[Interface dataset entries]
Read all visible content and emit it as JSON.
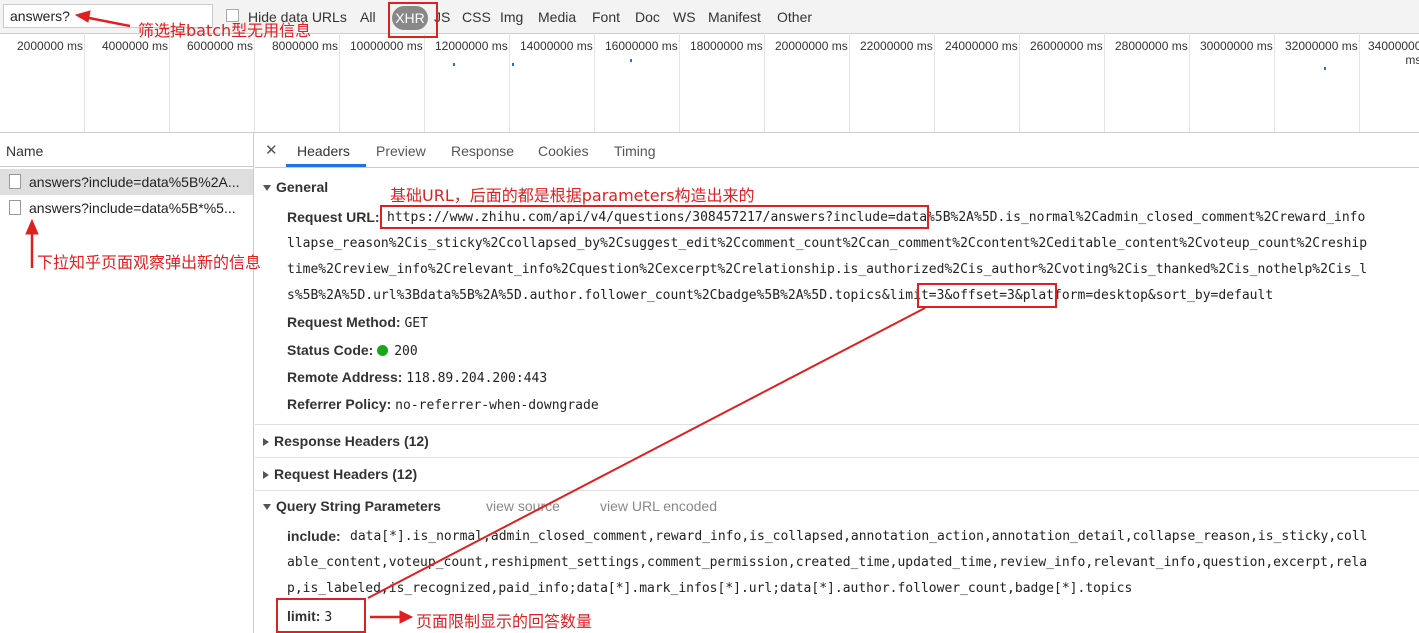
{
  "toolbar": {
    "filter_value": "answers?",
    "hide_data_urls": "Hide data URLs",
    "types": [
      "All",
      "XHR",
      "JS",
      "CSS",
      "Img",
      "Media",
      "Font",
      "Doc",
      "WS",
      "Manifest",
      "Other"
    ],
    "selected_type": "XHR"
  },
  "overview": {
    "ticks": [
      "2000000 ms",
      "4000000 ms",
      "6000000 ms",
      "8000000 ms",
      "10000000 ms",
      "12000000 ms",
      "14000000 ms",
      "16000000 ms",
      "18000000 ms",
      "20000000 ms",
      "22000000 ms",
      "24000000 ms",
      "26000000 ms",
      "28000000 ms",
      "30000000 ms",
      "32000000 ms",
      "34000000 ms"
    ]
  },
  "request_list": {
    "header": "Name",
    "items": [
      {
        "name": "answers?include=data%5B%2A..."
      },
      {
        "name": "answers?include=data%5B*%5..."
      }
    ]
  },
  "detail_tabs": [
    "Headers",
    "Preview",
    "Response",
    "Cookies",
    "Timing"
  ],
  "active_tab": "Headers",
  "general": {
    "title": "General",
    "request_url_label": "Request URL:",
    "request_url_lines": [
      "https://www.zhihu.com/api/v4/questions/308457217/answers?include=data%5B%2A%5D.is_normal%2Cadmin_closed_comment%2Creward_info",
      "llapse_reason%2Cis_sticky%2Ccollapsed_by%2Csuggest_edit%2Ccomment_count%2Ccan_comment%2Ccontent%2Ceditable_content%2Cvoteup_count%2Creship",
      "time%2Creview_info%2Crelevant_info%2Cquestion%2Cexcerpt%2Crelationship.is_authorized%2Cis_author%2Cvoting%2Cis_thanked%2Cis_nothelp%2Cis_l",
      "s%5B%2A%5D.url%3Bdata%5B%2A%5D.author.follower_count%2Cbadge%5B%2A%5D.topics&limit=3&offset=3&platform=desktop&sort_by=default"
    ],
    "request_method_label": "Request Method:",
    "request_method": "GET",
    "status_code_label": "Status Code:",
    "status_code": "200",
    "remote_address_label": "Remote Address:",
    "remote_address": "118.89.204.200:443",
    "referrer_policy_label": "Referrer Policy:",
    "referrer_policy": "no-referrer-when-downgrade"
  },
  "response_headers": "Response Headers (12)",
  "request_headers": "Request Headers (12)",
  "query_params": {
    "title": "Query String Parameters",
    "view_source": "view source",
    "view_url_encoded": "view URL encoded",
    "include_label": "include:",
    "include_lines": [
      "data[*].is_normal,admin_closed_comment,reward_info,is_collapsed,annotation_action,annotation_detail,collapse_reason,is_sticky,coll",
      "able_content,voteup_count,reshipment_settings,comment_permission,created_time,updated_time,review_info,relevant_info,question,excerpt,rela",
      "p,is_labeled,is_recognized,paid_info;data[*].mark_infos[*].url;data[*].author.follower_count,badge[*].topics"
    ],
    "limit_label": "limit:",
    "limit_value": "3"
  },
  "annotations": {
    "filter_note": "筛选掉batch型无用信息",
    "scroll_note": "下拉知乎页面观察弹出新的信息",
    "url_note": "基础URL，后面的都是根据parameters构造出来的",
    "limit_note": "页面限制显示的回答数量"
  },
  "colors": {
    "annotation_red": "#e02020",
    "status_green": "#1aa51a",
    "tab_underline": "#1a73e8"
  }
}
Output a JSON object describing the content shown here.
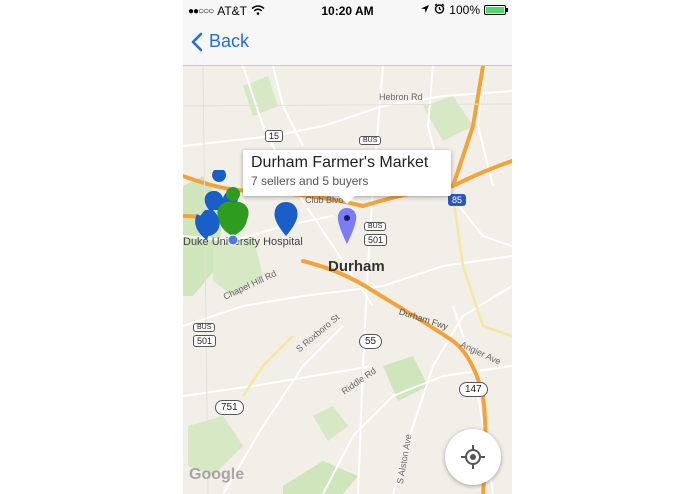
{
  "status_bar": {
    "carrier": "AT&T",
    "time": "10:20 AM",
    "battery": "100%"
  },
  "nav": {
    "back_label": "Back"
  },
  "map": {
    "labels": {
      "durham": "Durham",
      "hospital": "Duke University Hospital",
      "club_blvd": "Club Blvd",
      "hebron": "Hebron Rd",
      "chapel_hill": "Chapel Hill Rd",
      "roxboro": "S Roxboro St",
      "durham_fwy": "Durham Fwy",
      "angier": "Angier Ave",
      "riddle": "Riddle Rd",
      "alston": "S Alston Ave",
      "shield_15": "15",
      "shield_501": "501",
      "shield_501b": "501",
      "shield_55": "55",
      "shield_147": "147",
      "shield_751": "751",
      "shield_85": "85",
      "bus1": "BUS",
      "bus2": "BUS",
      "bus3": "BUS",
      "google": "Google"
    },
    "info_window": {
      "title": "Durham Farmer's Market",
      "subtitle": "7 sellers and 5 buyers"
    },
    "colors": {
      "seller_marker": "#1a5fc9",
      "buyer_marker": "#2e9d1f",
      "selected_marker": "#7b7cf7",
      "highway": "#f3a33a"
    }
  }
}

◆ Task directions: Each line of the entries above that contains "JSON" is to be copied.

◆ Solution:
Read all visible content and emit it as JSON.
Output a JSON object describing the content shown here.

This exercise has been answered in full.